As the Federal Reserve begins looking for ways to reduce its $1.1 trillion of agency MBS holdings, a group of private sector policy analysts are advancing a proposal that would finance the transfer of agency MBS back to the GSEs.
The move, the Shadow Financial Regulatory Committee argues, would allow Fannie Mae and Freddie Mac to manage and liquidate the assets.
"It would place housing debt on the books of Fannie and Freddie where it belongs and remove the Fed from financing U.S. housing policy," according to the group which laid out its ideas at a meeting sponsored by the American Enterprise Institute.
Under the proposal, the Treasury Department would issue Treasury debt to Fannie and Freddie and the GSEs would swap the debt for the MBS. As MBS are sold or the mortgages run off, the GSEs would pay Treasury back.

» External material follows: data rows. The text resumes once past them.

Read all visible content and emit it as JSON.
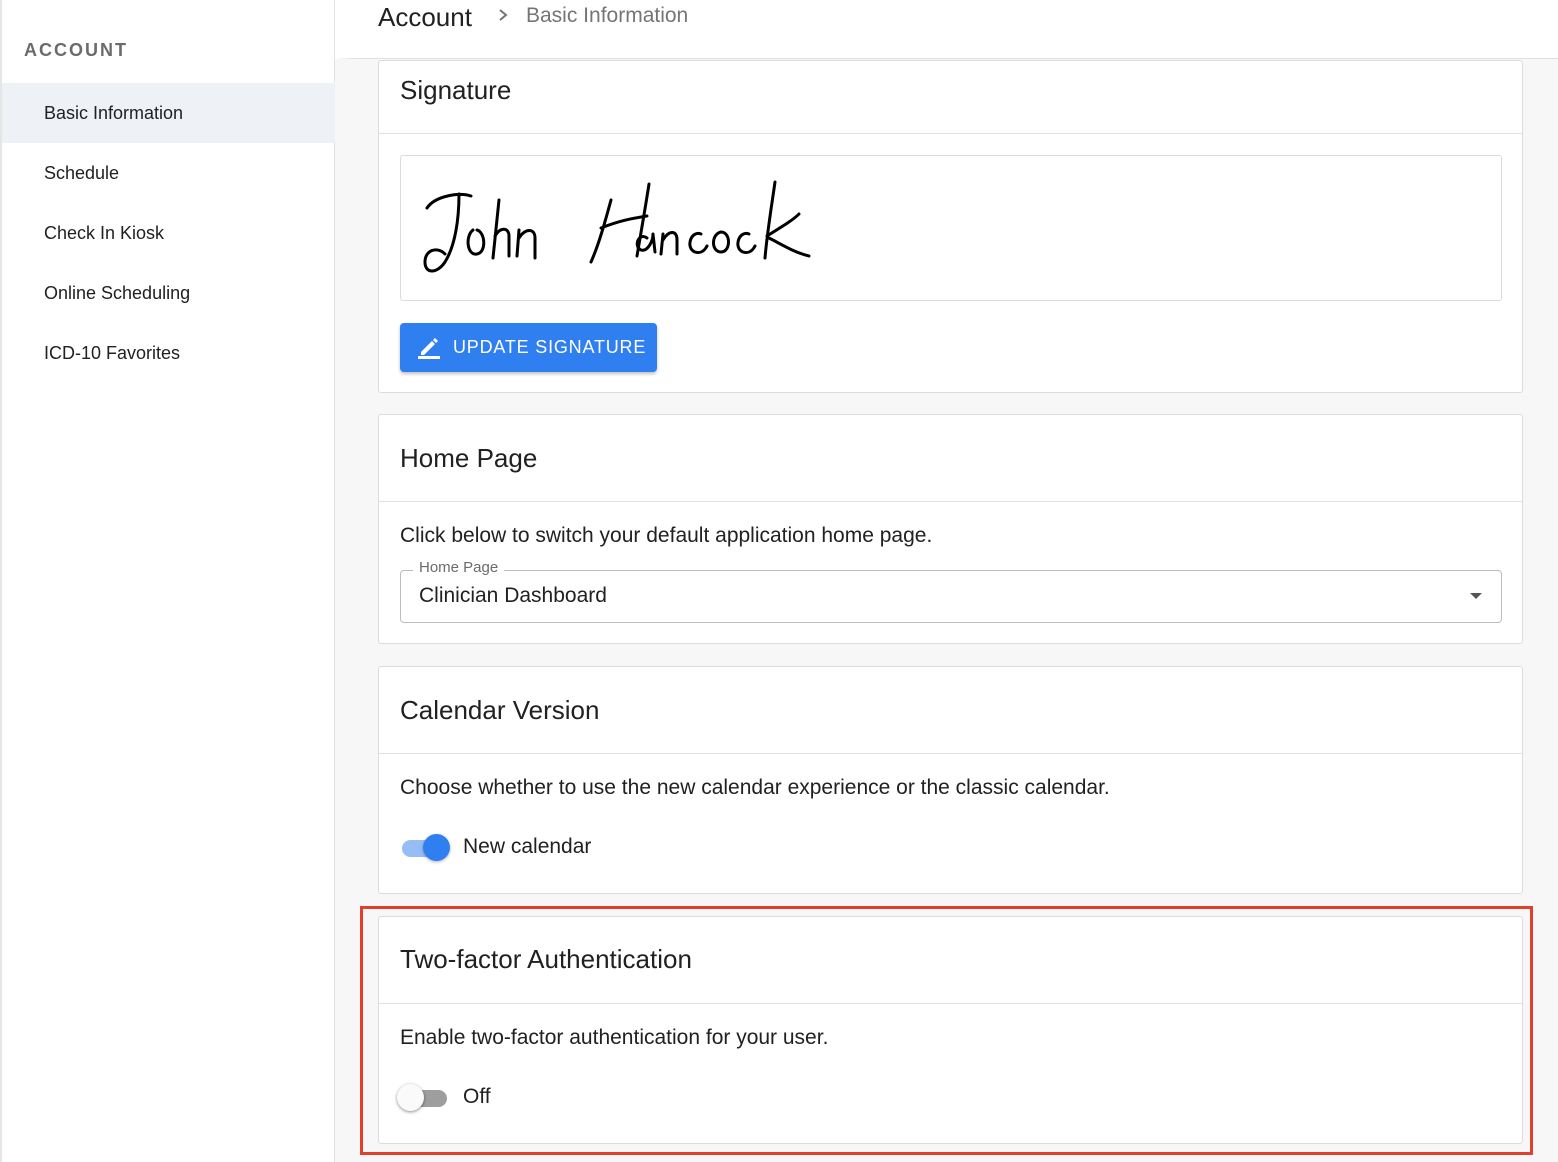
{
  "sidebar": {
    "heading": "ACCOUNT",
    "items": [
      {
        "label": "Basic Information"
      },
      {
        "label": "Schedule"
      },
      {
        "label": "Check In Kiosk"
      },
      {
        "label": "Online Scheduling"
      },
      {
        "label": "ICD-10 Favorites"
      }
    ]
  },
  "breadcrumb": {
    "root": "Account",
    "leaf": "Basic Information"
  },
  "signature": {
    "title": "Signature",
    "signed_name": "John Hancock",
    "update_button": "UPDATE SIGNATURE"
  },
  "home_page": {
    "title": "Home Page",
    "description": "Click below to switch your default application home page.",
    "select_label": "Home Page",
    "select_value": "Clinician Dashboard"
  },
  "calendar": {
    "title": "Calendar Version",
    "description": "Choose whether to use the new calendar experience or the classic calendar.",
    "toggle_label": "New calendar",
    "toggle_on": true
  },
  "two_factor": {
    "title": "Two-factor Authentication",
    "description": "Enable two-factor authentication for your user.",
    "toggle_label": "Off",
    "toggle_on": false
  },
  "colors": {
    "accent": "#2f7ff0",
    "highlight": "#e0402c",
    "active_nav_bg": "#eef2f7"
  }
}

Financial consultant Bert Ely said Fannie and Freddie might do a better job of managing the MBS than the Fed-if the GSEs do not overspend on hedging interest rates and prepayment risk. The Treasury note should be structured as a pass-through, he said, "so they don't feel compelled to go out and waste money on Wall Street on hedging."

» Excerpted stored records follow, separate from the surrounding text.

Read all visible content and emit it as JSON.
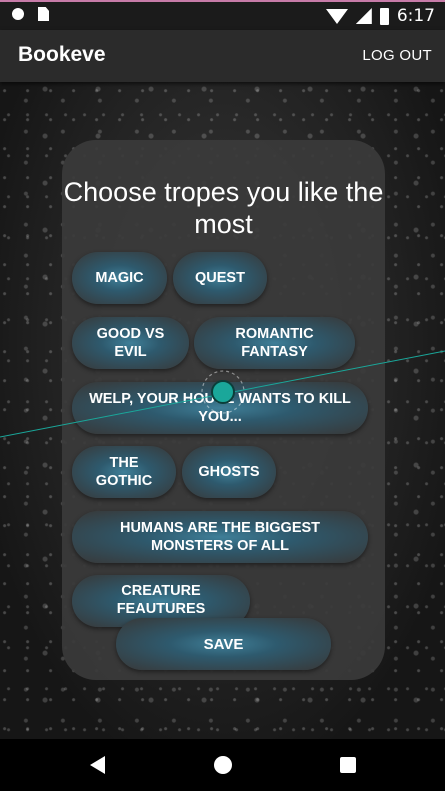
{
  "statusbar": {
    "time": "6:17",
    "icons": [
      "notification-dot-icon",
      "sd-card-icon",
      "wifi-icon",
      "signal-icon",
      "battery-icon"
    ]
  },
  "appbar": {
    "title": "Bookeve",
    "logout_label": "LOG OUT"
  },
  "card": {
    "title": "Choose tropes you like the most",
    "tropes": [
      "MAGIC",
      "QUEST",
      "GOOD VS EVIL",
      "ROMANTIC FANTASY",
      "WELP, YOUR HOUSE WANTS TO KILL YOU...",
      "THE GOTHIC",
      "GHOSTS",
      "HUMANS ARE THE BIGGEST MONSTERS OF ALL",
      "CREATURE FEAUTURES"
    ],
    "save_label": "SAVE"
  },
  "colors": {
    "accent": "#3f7f98",
    "touch_indicator": "#1aa79a",
    "appbar": "#2b2b2b"
  },
  "navbar": {
    "icons": [
      "back-icon",
      "home-icon",
      "recents-icon"
    ]
  }
}
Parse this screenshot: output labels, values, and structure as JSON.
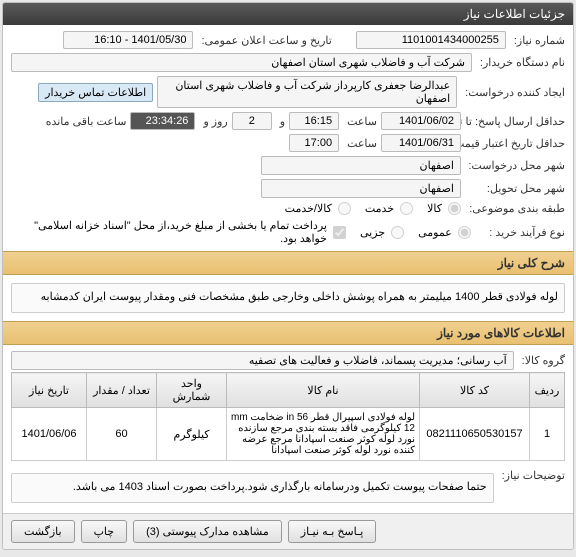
{
  "mainHeader": "جزئیات اطلاعات نیاز",
  "fields": {
    "needNo_lbl": "شماره نیاز:",
    "needNo": "1101001434000255",
    "annDate_lbl": "تاریخ و ساعت اعلان عمومی:",
    "annDate": "1401/05/30 - 16:10",
    "buyer_lbl": "نام دستگاه خریدار:",
    "buyer": "شرکت آب و فاضلاب شهری استان اصفهان",
    "requester_lbl": "ایجاد کننده درخواست:",
    "requester": "عبدالرضا جعفری کارپرداز شرکت آب و فاضلاب شهری استان اصفهان",
    "contactInfo": "اطلاعات تماس خریدار",
    "deadline_lbl": "حداقل ارسال پاسخ: تا تاریخ:",
    "deadline_date": "1401/06/02",
    "deadline_time_lbl": "ساعت",
    "deadline_time": "16:15",
    "deadline_days_lbl": "و",
    "deadline_days": "2",
    "deadline_rem_lbl": "روز و",
    "deadline_rem": "23:34:26",
    "deadline_rem_suffix": "ساعت باقی مانده",
    "validity_lbl": "حداقل تاریخ اعتبار قیمت: تا تاریخ:",
    "validity_date": "1401/06/31",
    "validity_time_lbl": "ساعت",
    "validity_time": "17:00",
    "reqCity_lbl": "شهر محل درخواست:",
    "reqCity": "اصفهان",
    "delivCity_lbl": "شهر محل تحویل:",
    "delivCity": "اصفهان",
    "category_lbl": "طبقه بندی موضوعی:",
    "category_a": "کالا",
    "category_b": "خدمت",
    "category_c": "کالا/خدمت",
    "process_lbl": "نوع فرآیند خرید :",
    "process_a": "عمومی",
    "process_b": "جزیی",
    "process_note": "پرداخت تمام یا بخشی از مبلغ خرید،از محل \"اسناد خزانه اسلامی\" خواهد بود.",
    "titleHeader": "شرح کلی نیاز",
    "title": "لوله فولادی قطر 1400 میلیمتر به همراه پوشش داخلی وخارجی طبق مشخصات فنی ومقدار پیوست ایران کدمشابه",
    "itemsHeader": "اطلاعات کالاهای مورد نیاز",
    "group_lbl": "گروه کالا:",
    "group": "آب رسانی؛ مدیریت پسماند، فاضلاب و فعالیت های تصفیه",
    "notes_lbl": "توضیحات نیاز:",
    "notes": "حتما صفحات پیوست تکمیل ودرسامانه بارگذاری شود.پرداخت بصورت اسناد 1403 می باشد."
  },
  "table": {
    "headers": [
      "ردیف",
      "کد کالا",
      "نام کالا",
      "واحد شمارش",
      "تعداد / مقدار",
      "تاریخ نیاز"
    ],
    "rows": [
      {
        "idx": "1",
        "code": "0821110650530157",
        "name": "لوله فولادی اسپیرال قطر in 56 ضخامت mm 12 کیلوگرمی فاقد بسته بندی مرجع سازنده نورد لوله کوثر صنعت اسپادانا مرجع عرضه کننده نورد لوله کوثر صنعت اسپادانا",
        "unit": "کیلوگرم",
        "qty": "60",
        "date": "1401/06/06"
      }
    ]
  },
  "buttons": {
    "close": "بازگشت",
    "print": "چاپ",
    "attach": "مشاهده مدارک پیوستی (3)",
    "respond": "پـاسخ بـه نیـاز"
  }
}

Fed staff estimates the agency MBS portfolio will have a run-off rate of $200 billion a year, according to the Shadow Regulators. Credit Suisse mortgage analysts view the annual run-off rate as too high. They estimate the Fed experienced close to $50 billion in runoff in 2009 mostly due to prepayments. "This year we estimate $100 billion in run-off," said Mahesh Swaminathan, a mortgage strategist at Credit Suisse.

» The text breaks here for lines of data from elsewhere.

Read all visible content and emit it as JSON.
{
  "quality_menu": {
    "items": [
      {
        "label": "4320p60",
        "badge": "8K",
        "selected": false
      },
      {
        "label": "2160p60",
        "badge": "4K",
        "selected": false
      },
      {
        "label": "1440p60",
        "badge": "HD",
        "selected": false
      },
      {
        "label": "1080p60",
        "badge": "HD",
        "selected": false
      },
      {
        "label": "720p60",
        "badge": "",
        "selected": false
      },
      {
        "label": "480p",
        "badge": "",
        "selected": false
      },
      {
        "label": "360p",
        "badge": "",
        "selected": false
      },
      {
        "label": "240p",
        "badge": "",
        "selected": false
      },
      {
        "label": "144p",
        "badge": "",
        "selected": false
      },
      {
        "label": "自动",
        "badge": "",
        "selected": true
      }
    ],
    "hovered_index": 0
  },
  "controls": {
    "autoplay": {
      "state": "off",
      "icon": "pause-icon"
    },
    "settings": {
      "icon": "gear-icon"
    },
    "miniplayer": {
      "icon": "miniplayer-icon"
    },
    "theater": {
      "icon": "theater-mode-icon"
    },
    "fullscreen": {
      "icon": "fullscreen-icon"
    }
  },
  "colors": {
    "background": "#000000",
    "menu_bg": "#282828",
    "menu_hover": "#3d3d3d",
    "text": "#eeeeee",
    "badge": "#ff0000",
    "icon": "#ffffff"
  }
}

During 2009, the Fed was buying agency MBS on a weekly basis, eventually accumulating $1.1 trillion in MBS. The Fed stopped its buying spree in March.